CHICAGO – A packed audience at Philadelphia’s International House was treated to a free screening of the recently released documentary “The Film Black Friday.” “Black Friday is a solution-based film that deals with how Blacks deal with money, and the importance of “Black folks leaving a financial legacy.” The film showing was followed by lively panel discussion and Q&A that included the writer and director of the film Rick Mathis, members of the cast, music legend Kenny Gamble and members of the Justice Or Else Coalition, Tahira A. X Austin and Eric Muhammad.
The film asked five questions: If you die would you leave bills or benefits? Did your parents talk to you about money (management) as a child? What was the impact of integration on the Black community? What is the current economic state of Blacks in America? How can Blacks on a large scale practice group economics and support Black-owned businesses?
Not only does the film heighten economic awareness and financial responsibility, and financial literacy, it offers solutions on how to better manage the $1.2 trillion that leaves the Black community annually.
During a sit down with The Final Call, film director Mathis said he feels this documentary will motivate the community to deal more positively with its dollars.
“The awesome response that we’re getting with this film, I think means Black Friday is going to go down in history as one of our most profound documentaries of all times. I think it’s going to spark something in us that’s going to motivate us to change the way we spend money.”
Mr. Mathis said the purpose of the film is to offer practical solutions and to actually spark dialogue. He believes once the Black community achieves a level of financial literacy “we can start offering practical solutions.”

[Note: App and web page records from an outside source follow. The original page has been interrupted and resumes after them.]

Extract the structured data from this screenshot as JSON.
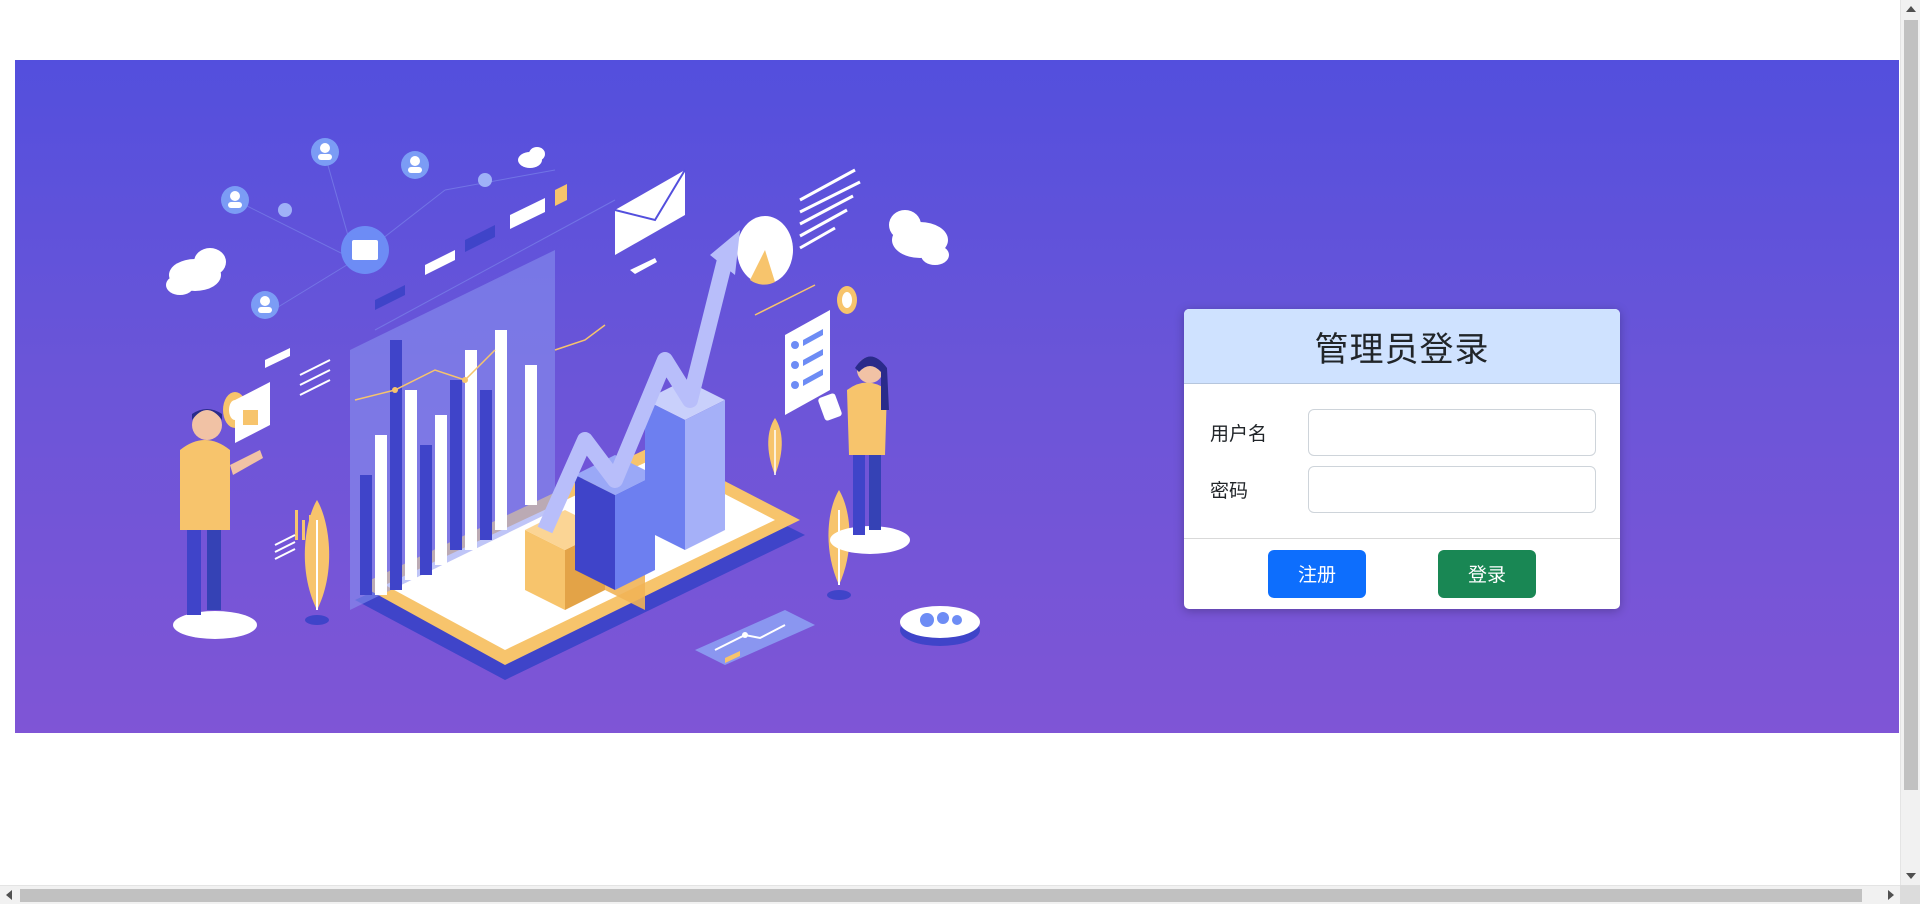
{
  "login": {
    "title": "管理员登录",
    "username_label": "用户名",
    "username_value": "",
    "password_label": "密码",
    "password_value": "",
    "register_label": "注册",
    "login_label": "登录"
  },
  "colors": {
    "banner_top": "#534fdd",
    "banner_bottom": "#7f55d6",
    "card_header": "#cfe2ff",
    "register_button": "#0d6efd",
    "login_button": "#198754"
  },
  "illustration": {
    "icons": [
      "person-icon",
      "cloud-icon",
      "envelope-icon",
      "pie-chart-icon",
      "bar-chart-icon",
      "growth-arrow-icon",
      "phone-icon",
      "plant-icon",
      "gear-icon"
    ]
  }
}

One practical solution is increasing support of Black businesses. “During the year 2016, through the use of social media, we want to document one million Black business transactions. This is a support Black business challenge. The way this will be done is each time you make a purchase at a Blackowned business, you take a photo, or short video of that business with your smart phone and post it on Instagram with the hashtag #Onemilliontransactions and #BlackFridayChallenge.”

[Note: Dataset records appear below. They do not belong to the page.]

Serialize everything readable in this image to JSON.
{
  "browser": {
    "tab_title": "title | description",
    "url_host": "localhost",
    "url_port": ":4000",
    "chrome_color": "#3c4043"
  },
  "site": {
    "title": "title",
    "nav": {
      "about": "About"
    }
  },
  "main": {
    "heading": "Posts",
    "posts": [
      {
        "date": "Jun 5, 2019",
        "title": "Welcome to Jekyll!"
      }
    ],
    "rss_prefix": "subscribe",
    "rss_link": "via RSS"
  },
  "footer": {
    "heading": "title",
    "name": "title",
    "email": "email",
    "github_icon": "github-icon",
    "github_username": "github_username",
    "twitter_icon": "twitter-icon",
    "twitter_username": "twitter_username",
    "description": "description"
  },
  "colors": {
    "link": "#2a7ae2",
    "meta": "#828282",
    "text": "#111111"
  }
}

In addition, Mr. Mathis said, challenge others to do the same and to rate the business you spend your money with.
Concerning the history of Black economic development, Mr. Mathis said, “In the film we talk about Black Wall Street, Rosewood and a lot of the other communities that flourished during the pre-integration period.”
“Many of these communities with their Black owned businesses were destroyed by race riots and by building interstates directly through Black owned districts, communities.”

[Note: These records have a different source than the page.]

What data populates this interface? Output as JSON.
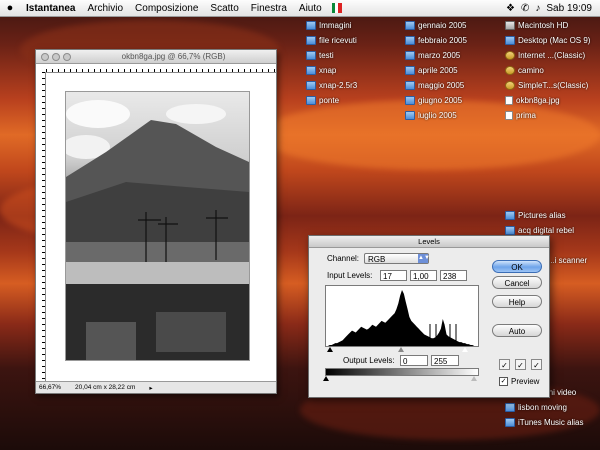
{
  "menubar": {
    "apple": "",
    "items": [
      "Istantanea",
      "Archivio",
      "Composizione",
      "Scatto",
      "Finestra",
      "Aiuto"
    ],
    "clock": "Sab 19:09"
  },
  "desktop": {
    "col1": [
      "Immagini",
      "file ricevuti",
      "testi",
      "xnap",
      "xnap-2.5r3",
      "ponte"
    ],
    "col2": [
      "gennaio 2005",
      "febbraio 2005",
      "marzo 2005",
      "aprile 2005",
      "maggio 2005",
      "giugno 2005",
      "luglio 2005"
    ],
    "col3": [
      "Macintosh HD",
      "Desktop (Mac OS 9)",
      "Internet ...(Classic)",
      "camino",
      "SimpleT...s(Classic)",
      "okbn8ga.jpg",
      "prima"
    ],
    "col4": [
      "Pictures alias",
      "acq digital rebel",
      "...i scanner",
      "...ni video",
      "lisbon moving",
      "iTunes Music alias"
    ]
  },
  "image_window": {
    "title": "okbn8ga.jpg @ 66,7% (RGB)",
    "zoom": "66,67%",
    "doc_size": "20,04 cm x 28,22 cm"
  },
  "levels": {
    "title": "Levels",
    "channel_label": "Channel:",
    "channel_value": "RGB",
    "input_label": "Input Levels:",
    "input_values": [
      "17",
      "1,00",
      "238"
    ],
    "output_label": "Output Levels:",
    "output_values": [
      "0",
      "255"
    ],
    "buttons": {
      "ok": "OK",
      "cancel": "Cancel",
      "help": "Help",
      "auto": "Auto"
    },
    "preview_label": "Preview",
    "preview_checked": true,
    "histogram": [
      0,
      0,
      1,
      1,
      2,
      3,
      3,
      4,
      5,
      6,
      8,
      10,
      12,
      14,
      16,
      15,
      14,
      16,
      18,
      20,
      19,
      18,
      17,
      18,
      20,
      22,
      21,
      20,
      22,
      24,
      26,
      25,
      24,
      26,
      28,
      30,
      32,
      34,
      38,
      44,
      52,
      58,
      54,
      46,
      38,
      30,
      26,
      24,
      22,
      20,
      18,
      16,
      14,
      12,
      11,
      10,
      9,
      8,
      8,
      9,
      11,
      14,
      18,
      28,
      22,
      12,
      10,
      9,
      8,
      7,
      6,
      5,
      4,
      4,
      3,
      3,
      2,
      2,
      1,
      1,
      0,
      0
    ]
  }
}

Giving a shout out to the Honorable Minister Louis Farrakhan, the director said he was in the audience when Min. Farrakhan spoke in Atlanta promoting the Justice Or Else! Gathering that marked the 20th Anniversary of the Million Man March. He listened to what the Minister said concerning Dr. King and using Black spending power.
“I said, ‘wow, this is right in line with the film.’ In fact, before each showing of the film a portion of Dr. King’s speech discussing ‘redistributing the pain’ through economic withdrawal is played. So I tried to get an interview with him afterwards but for whatever reason it didn’t happen. But that doesn’t mean that it won’t happen. We still projecting and still putting it out there that it will happen.”
As part of a day long Kwanzaa celebration, featuring Dr. Maulana Karenga, the Justice Or Else coalition! Will host a second screening of The Film Black Friday. The screening will occur Dec. 28 at the Audenried Universal Charter High School at 3301 Tasker St. in South Philadelphia.